Sumitomo Ups SiC Growth Speed And Quality
Sumitomo Metal Industries has unveiled a solution-growth method that it claims produces bulk SiC twice as quickly, and with fewer defects, than conventional sublimation methods.
The Japanese steel-making specialist has already extended its high-temperature material production expertise to make 6-inch diameter SiC wafers and reached growth rates over 200 µm/h.
Sumitomo has successfully produced 5 mm-thick, 2-inch diameter single crystals, and is aiming for 10 mm thickness by March 2009 to allow wafer slicing.
The method involves dipping a seed crystal into a melt that it reticently describes as “a high-temperature solution of metals such as silicon and titanium". The seed is then rotated when pulled out of the solution, in a similar manner to the Czochralski process used for making bulk silicon.
“We can improve the crystalline quality of SiC even using a low-quality seed," Kazuhito Kamei, who s responsible for Sumitomo Metal s SiC development, told compoundsemiconductor.net.
“We feel our process could be a promising alternative to physical vapor transport and chemical vapor deposition processes, which seem to still have some problems in controlling quality," he said.

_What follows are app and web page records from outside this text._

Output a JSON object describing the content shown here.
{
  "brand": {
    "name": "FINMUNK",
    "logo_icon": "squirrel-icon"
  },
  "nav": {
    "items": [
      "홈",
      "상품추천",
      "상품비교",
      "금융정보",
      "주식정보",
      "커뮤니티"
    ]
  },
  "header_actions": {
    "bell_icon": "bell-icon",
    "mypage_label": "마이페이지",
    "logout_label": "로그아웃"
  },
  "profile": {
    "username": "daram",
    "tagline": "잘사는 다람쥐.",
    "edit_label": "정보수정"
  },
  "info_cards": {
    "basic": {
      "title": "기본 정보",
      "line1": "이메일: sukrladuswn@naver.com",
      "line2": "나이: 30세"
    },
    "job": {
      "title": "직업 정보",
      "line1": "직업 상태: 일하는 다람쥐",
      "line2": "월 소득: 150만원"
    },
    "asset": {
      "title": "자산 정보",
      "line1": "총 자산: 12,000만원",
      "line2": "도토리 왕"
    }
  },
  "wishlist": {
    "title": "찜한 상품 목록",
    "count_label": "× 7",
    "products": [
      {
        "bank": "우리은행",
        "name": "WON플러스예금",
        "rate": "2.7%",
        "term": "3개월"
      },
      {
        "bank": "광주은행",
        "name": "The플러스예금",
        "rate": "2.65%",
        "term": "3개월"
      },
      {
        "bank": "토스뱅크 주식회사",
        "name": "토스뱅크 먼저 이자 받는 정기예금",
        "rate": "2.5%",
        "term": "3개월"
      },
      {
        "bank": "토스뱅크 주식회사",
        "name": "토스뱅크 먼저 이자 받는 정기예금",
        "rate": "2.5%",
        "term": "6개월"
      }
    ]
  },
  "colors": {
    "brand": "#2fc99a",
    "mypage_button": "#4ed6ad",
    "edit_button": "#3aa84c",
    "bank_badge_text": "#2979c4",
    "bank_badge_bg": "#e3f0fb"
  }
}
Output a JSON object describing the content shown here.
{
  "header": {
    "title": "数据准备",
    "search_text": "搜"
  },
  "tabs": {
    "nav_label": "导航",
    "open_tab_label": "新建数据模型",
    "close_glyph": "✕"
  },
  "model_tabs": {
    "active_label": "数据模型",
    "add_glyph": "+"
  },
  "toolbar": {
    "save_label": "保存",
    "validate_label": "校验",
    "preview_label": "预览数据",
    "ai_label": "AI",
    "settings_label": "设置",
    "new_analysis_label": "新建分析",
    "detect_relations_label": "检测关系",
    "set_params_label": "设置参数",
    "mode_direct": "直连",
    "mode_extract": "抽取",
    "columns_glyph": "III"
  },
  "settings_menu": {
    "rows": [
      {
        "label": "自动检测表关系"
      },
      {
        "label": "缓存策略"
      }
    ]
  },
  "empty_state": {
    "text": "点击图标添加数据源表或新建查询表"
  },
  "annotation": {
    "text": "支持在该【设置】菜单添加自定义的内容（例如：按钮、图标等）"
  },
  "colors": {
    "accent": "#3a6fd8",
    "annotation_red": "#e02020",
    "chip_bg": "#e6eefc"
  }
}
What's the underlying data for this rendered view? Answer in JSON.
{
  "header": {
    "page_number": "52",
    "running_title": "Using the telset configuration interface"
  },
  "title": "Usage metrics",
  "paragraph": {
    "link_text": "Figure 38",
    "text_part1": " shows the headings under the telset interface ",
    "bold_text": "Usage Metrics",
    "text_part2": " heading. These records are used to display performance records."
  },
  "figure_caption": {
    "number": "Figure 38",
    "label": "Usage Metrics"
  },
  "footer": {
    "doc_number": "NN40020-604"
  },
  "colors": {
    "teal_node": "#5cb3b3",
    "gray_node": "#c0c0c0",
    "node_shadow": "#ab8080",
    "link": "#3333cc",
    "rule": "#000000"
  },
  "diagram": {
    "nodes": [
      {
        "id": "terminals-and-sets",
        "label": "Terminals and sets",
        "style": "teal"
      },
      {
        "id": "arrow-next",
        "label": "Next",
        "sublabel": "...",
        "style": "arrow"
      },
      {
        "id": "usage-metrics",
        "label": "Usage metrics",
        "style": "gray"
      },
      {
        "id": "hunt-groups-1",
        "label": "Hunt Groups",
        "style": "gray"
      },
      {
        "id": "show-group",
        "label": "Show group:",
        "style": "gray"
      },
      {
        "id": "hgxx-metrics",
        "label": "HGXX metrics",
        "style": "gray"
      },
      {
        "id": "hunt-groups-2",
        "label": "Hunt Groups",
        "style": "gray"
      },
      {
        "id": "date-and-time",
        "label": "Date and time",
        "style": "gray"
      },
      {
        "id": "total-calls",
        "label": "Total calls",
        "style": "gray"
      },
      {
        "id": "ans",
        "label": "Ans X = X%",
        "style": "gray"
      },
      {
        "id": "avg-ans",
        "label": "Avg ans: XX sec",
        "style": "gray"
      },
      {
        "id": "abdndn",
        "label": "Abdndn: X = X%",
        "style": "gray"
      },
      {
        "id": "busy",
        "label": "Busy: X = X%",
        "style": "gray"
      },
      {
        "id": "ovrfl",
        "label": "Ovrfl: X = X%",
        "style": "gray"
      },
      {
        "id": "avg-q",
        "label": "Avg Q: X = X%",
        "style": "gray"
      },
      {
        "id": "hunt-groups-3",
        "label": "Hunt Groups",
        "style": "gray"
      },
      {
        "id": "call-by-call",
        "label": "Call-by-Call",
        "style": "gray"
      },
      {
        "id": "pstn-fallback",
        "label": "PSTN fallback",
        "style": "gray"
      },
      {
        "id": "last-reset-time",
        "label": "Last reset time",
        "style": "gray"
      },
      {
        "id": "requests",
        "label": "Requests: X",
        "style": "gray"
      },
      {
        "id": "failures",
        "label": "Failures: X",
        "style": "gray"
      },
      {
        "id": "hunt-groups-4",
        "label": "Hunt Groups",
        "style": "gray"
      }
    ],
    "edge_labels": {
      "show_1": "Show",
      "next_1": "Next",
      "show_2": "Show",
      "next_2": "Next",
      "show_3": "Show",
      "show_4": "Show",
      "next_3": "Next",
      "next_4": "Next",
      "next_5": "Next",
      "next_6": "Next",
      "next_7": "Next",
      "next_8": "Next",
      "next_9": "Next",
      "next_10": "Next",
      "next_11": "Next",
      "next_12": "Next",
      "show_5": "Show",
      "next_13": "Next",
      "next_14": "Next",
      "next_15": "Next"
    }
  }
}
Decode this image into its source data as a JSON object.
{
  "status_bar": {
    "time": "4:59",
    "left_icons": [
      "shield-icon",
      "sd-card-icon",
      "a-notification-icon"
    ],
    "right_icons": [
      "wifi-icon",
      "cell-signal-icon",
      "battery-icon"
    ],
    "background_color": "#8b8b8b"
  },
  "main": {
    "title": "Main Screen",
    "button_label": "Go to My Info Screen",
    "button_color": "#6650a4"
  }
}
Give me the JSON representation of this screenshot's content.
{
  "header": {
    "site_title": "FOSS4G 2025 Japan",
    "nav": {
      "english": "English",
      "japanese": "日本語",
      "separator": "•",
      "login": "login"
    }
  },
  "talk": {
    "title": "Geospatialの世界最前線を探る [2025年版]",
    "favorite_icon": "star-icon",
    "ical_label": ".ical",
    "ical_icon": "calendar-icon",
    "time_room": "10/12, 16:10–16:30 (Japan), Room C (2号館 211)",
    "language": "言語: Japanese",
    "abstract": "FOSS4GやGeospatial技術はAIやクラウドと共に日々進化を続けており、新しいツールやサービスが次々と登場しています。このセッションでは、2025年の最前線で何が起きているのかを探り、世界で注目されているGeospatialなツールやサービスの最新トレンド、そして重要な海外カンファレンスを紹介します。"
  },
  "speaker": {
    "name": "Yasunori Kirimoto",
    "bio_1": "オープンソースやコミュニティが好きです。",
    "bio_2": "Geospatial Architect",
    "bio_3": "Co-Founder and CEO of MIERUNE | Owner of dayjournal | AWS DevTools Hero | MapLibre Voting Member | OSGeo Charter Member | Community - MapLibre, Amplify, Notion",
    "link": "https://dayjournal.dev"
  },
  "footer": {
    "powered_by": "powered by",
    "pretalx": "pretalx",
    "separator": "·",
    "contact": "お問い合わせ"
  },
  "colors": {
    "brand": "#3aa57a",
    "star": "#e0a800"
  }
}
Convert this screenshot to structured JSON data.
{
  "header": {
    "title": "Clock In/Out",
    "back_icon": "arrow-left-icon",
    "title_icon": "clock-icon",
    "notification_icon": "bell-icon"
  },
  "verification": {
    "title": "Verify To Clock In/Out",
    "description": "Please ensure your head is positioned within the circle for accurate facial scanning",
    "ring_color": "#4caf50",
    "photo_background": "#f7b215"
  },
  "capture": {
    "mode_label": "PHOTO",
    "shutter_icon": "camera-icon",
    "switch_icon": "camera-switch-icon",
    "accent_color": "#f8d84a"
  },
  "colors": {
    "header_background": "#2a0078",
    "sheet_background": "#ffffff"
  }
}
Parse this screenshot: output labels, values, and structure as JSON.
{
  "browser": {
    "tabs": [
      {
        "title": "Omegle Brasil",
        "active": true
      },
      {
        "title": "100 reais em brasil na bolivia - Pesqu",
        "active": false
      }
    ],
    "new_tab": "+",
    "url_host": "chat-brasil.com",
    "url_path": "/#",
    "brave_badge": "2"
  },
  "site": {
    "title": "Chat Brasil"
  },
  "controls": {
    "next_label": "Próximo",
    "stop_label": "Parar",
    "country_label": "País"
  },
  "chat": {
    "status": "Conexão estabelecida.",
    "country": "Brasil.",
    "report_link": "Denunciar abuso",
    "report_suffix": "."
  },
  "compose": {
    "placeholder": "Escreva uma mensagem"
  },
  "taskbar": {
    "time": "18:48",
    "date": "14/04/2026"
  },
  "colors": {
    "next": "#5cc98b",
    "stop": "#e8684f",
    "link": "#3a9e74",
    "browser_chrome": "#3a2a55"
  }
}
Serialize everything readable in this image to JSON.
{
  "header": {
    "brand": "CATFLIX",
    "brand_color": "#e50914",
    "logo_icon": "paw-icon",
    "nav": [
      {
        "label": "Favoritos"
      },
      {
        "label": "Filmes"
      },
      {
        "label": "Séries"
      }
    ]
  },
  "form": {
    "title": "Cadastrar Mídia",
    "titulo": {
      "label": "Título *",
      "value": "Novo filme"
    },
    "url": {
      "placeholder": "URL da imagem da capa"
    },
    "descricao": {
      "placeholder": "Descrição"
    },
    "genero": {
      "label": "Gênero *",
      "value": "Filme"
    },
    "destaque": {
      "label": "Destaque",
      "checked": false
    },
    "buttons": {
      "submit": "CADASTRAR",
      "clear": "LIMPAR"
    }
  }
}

Kamei says that Sumitomo is targeting the 6H, 4H and 3C crystal polytypes of SiC, with typical dislocation densities below 104 cm-2 and getting ever lower.
Sumitomo Metal has been working on a SiC solution-based crystal growth method with Japan s New Energy and Industrial Technology Development Organization (NEDO) since 2000. It first produced 2-inch diameter material in 2004 and 6-inch in 2006.
The two are working together to help reduce SiC costs for the power semiconductor market, and say the method is compatible with epitaxy layer growth.
Kamei points out Sumitomo Metal s current involvement in the power electronics market, through its subsidiary SUMCO, which was formed by the merger of its own silicon wafer business with Mitsubishi s. SUMCO is now the second biggest silicon wafer supplier in the world.
“SiC could be a promising post-silicon material in the power electronics business," Kamei predicted.